### Records shown

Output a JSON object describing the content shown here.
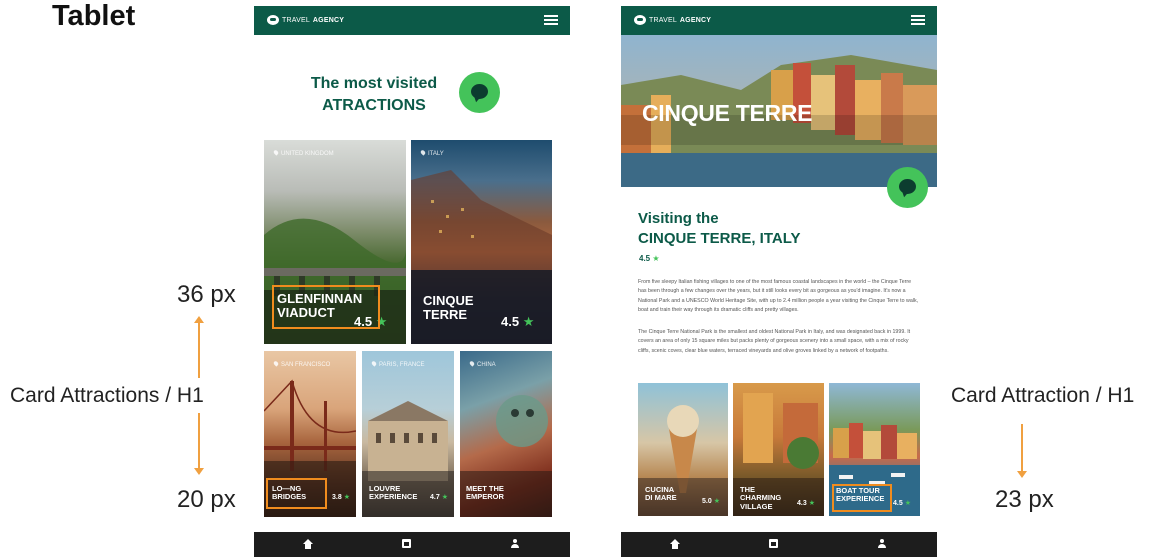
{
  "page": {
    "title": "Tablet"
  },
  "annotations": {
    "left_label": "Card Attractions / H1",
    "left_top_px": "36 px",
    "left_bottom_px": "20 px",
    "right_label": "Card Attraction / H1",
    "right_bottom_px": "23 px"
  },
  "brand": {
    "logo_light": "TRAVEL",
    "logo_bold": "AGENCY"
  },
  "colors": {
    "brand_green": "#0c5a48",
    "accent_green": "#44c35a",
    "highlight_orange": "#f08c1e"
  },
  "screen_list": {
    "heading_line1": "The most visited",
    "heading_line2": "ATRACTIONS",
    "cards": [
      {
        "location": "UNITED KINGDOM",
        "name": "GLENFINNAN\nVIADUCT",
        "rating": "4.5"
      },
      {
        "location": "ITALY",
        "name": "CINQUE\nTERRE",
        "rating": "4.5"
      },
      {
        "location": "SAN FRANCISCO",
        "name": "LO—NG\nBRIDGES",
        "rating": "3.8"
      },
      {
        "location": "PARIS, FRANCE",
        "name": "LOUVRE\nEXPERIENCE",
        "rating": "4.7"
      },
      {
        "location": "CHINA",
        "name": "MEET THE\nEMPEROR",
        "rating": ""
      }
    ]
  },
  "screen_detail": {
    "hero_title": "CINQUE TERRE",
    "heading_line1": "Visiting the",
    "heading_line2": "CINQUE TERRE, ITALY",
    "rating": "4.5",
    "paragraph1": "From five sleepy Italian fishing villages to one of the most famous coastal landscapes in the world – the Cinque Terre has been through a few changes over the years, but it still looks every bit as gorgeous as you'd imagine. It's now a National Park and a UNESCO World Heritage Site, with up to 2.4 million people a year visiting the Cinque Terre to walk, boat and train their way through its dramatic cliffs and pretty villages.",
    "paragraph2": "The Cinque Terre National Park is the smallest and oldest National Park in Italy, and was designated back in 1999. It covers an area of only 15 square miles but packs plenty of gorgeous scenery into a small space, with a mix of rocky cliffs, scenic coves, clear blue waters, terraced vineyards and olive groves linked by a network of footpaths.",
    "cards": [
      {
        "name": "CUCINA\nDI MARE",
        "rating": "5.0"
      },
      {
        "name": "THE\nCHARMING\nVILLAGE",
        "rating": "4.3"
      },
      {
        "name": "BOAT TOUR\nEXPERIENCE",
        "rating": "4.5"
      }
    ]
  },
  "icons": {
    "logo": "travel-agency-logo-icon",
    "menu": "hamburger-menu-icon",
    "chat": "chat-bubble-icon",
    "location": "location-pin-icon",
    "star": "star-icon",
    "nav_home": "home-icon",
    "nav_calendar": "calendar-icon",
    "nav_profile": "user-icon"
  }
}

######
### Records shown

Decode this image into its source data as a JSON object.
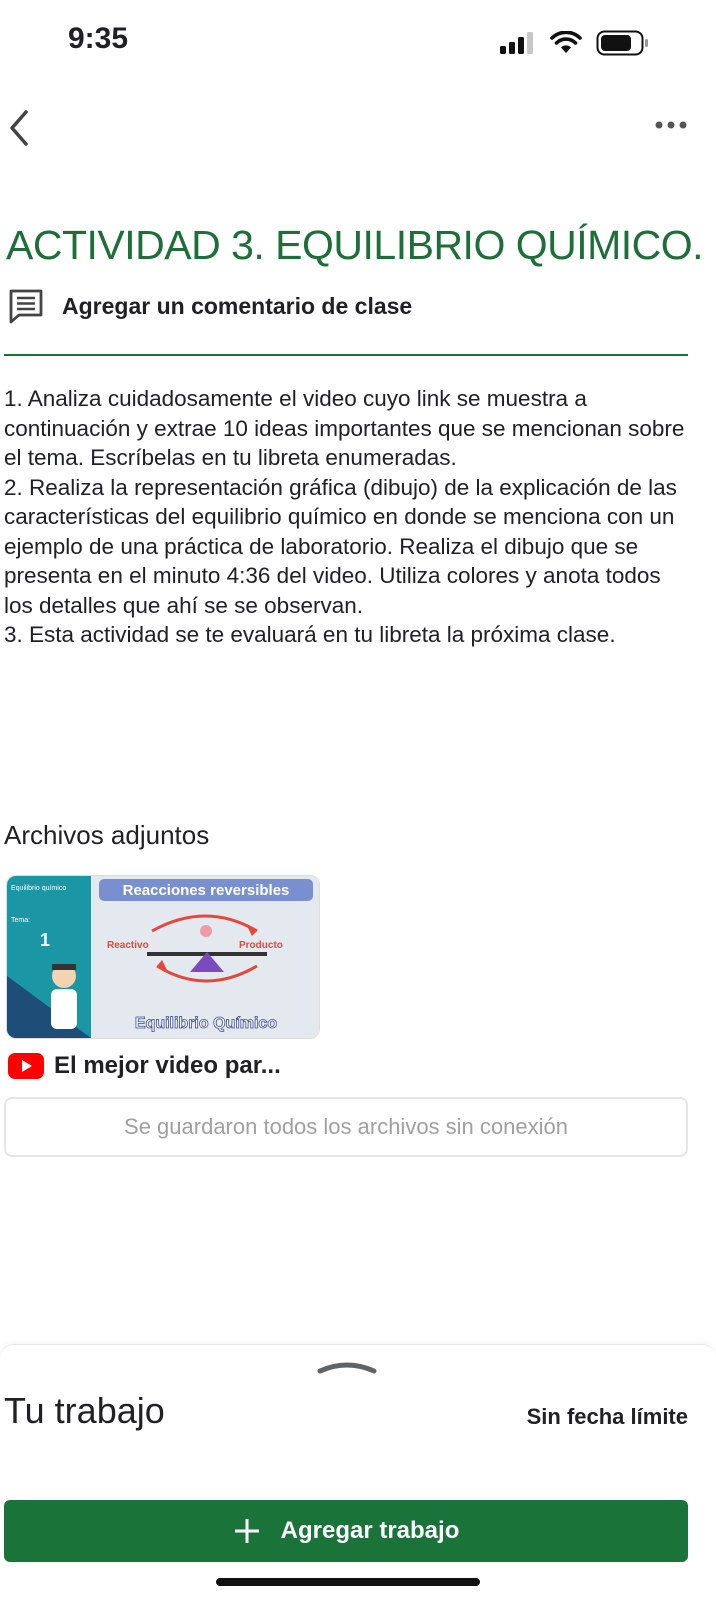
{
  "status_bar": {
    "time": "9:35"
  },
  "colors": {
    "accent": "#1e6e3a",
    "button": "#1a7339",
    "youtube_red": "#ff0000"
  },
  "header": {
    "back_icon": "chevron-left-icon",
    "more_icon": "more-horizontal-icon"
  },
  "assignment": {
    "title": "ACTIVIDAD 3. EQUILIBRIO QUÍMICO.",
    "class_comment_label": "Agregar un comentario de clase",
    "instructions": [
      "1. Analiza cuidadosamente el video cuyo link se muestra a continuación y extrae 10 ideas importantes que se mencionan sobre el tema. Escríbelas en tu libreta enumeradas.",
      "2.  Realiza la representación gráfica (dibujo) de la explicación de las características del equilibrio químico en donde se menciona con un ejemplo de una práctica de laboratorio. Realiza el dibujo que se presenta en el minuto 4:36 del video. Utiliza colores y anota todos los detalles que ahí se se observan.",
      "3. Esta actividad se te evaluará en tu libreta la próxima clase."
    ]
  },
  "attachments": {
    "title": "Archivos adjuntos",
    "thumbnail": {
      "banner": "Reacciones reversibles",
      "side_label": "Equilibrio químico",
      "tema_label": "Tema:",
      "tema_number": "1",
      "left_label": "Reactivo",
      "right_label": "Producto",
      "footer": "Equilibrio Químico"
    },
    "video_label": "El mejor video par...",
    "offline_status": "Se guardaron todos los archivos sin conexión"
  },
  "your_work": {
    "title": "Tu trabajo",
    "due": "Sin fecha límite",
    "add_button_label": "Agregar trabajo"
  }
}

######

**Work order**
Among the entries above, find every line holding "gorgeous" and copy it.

**Answer section**
    "paragraph1": "From five sleepy Italian fishing villages to one of the most famous coastal landscapes in the world – the Cinque Terre has been through a few changes over the years, but it still looks every bit as gorgeous as you'd imagine. It's now a National Park and a UNESCO World Heritage Site, with up to 2.4 million people a year visiting the Cinque Terre to walk, boat and train their way through its dramatic cliffs and pretty villages.",
    "paragraph2": "The Cinque Terre National Park is the smallest and oldest National Park in Italy, and was designated back in 1999. It covers an area of only 15 square miles but packs plenty of gorgeous scenery into a small space, with a mix of rocky cliffs, scenic coves, clear blue waters, terraced vineyards and olive groves linked by a network of footpaths.",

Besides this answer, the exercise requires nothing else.